I was at that show also, Sgt Barrows raffled off two tickets and I won one of them, I can't remember who the other guy from our platoon was. Camp Eagle sure was a long, long way from C-2 in more ways than distance.  That was a nice Christmas day. See ya
Wally

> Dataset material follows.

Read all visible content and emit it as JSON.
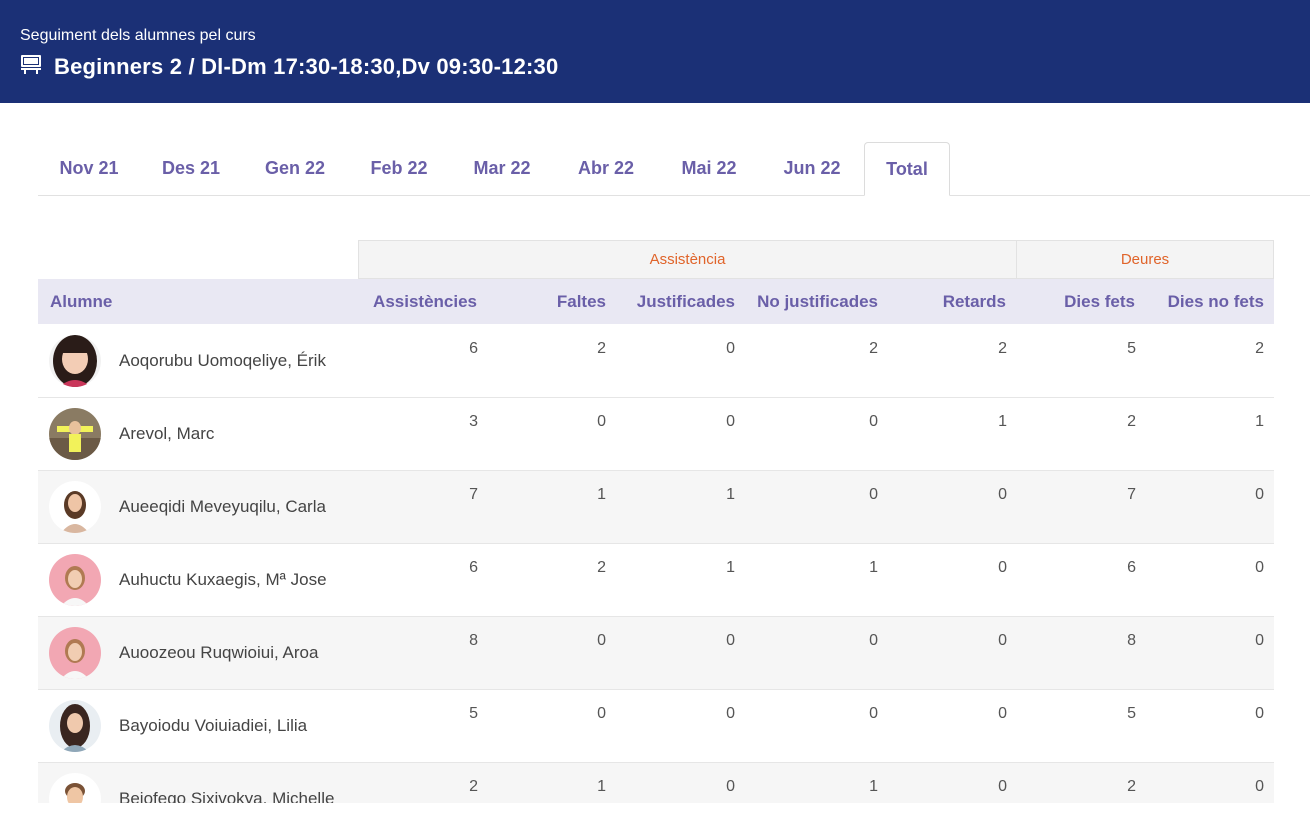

One day in December 1969, I think it was around Christmas, HQ platoon set up a memorial for those troopers who had died or left us because of wounds. They had attached bayonets on M16's and placed helmets on the rifle butts. I was astounded at the amount of people that we had lost; most of them were so new at the time of their casualty that I didn't recognize their names. A catholic priest presided over the ceremony. As part of the ceremony, the priest asked if anyone would like to have communion, and if so, he would give us "general absolution. When I asked what that meant; he said that our past sins were forgiven without us having to go through confession because of the extraordinary circumstance we were in. We had a clean slate. I lined up immediately. My last communion was nearly 10 years ago, and I felt that if all my sins were forgiven without me having to confess, it was the best damn thing the church could had done for me, and now I could die as pure as the driven snow, sin-wise. It was still raining. It was still muddy.

 

New Year's Eve

 

Subject: Sitrep: New Years 1969 Around New Years of 68 I found out that I was being sent to the 11th Cav. At that time we were told that that would be trained on the Sheridans that the 11th was receiving. I always checked Stars and Stripes to see what kind of shit the other units were getting into and it always seemed that the 11th was always in the middle of something. New Years Eve of 68 was spent at Red Devil. 1st Plt was partying hardy that night and brought the New Year in as only a Cav Trooper can. From what I can remember that was the last contact I had with the platoon as I and the others that were infused to other units started outprocessing. Never did have a chance to say farewell. Hope everyone had a safe New Years.
JIm M.

 

39 might have been in Quang Tri alone for repairs - or our whole platoon might have been in, but I know Matthieus and I were in the 75' guard tower on the QT perimeter New Years 69/70.  We added a few flares and star clusters of our own to the celebration.  You're right Turtle, great memory and impressive sight. I've longed for a few of those star clusters on several holidays since (especially if I could keep getting them paid w/ those "unreal tax dollars")... wheeee..........

Skee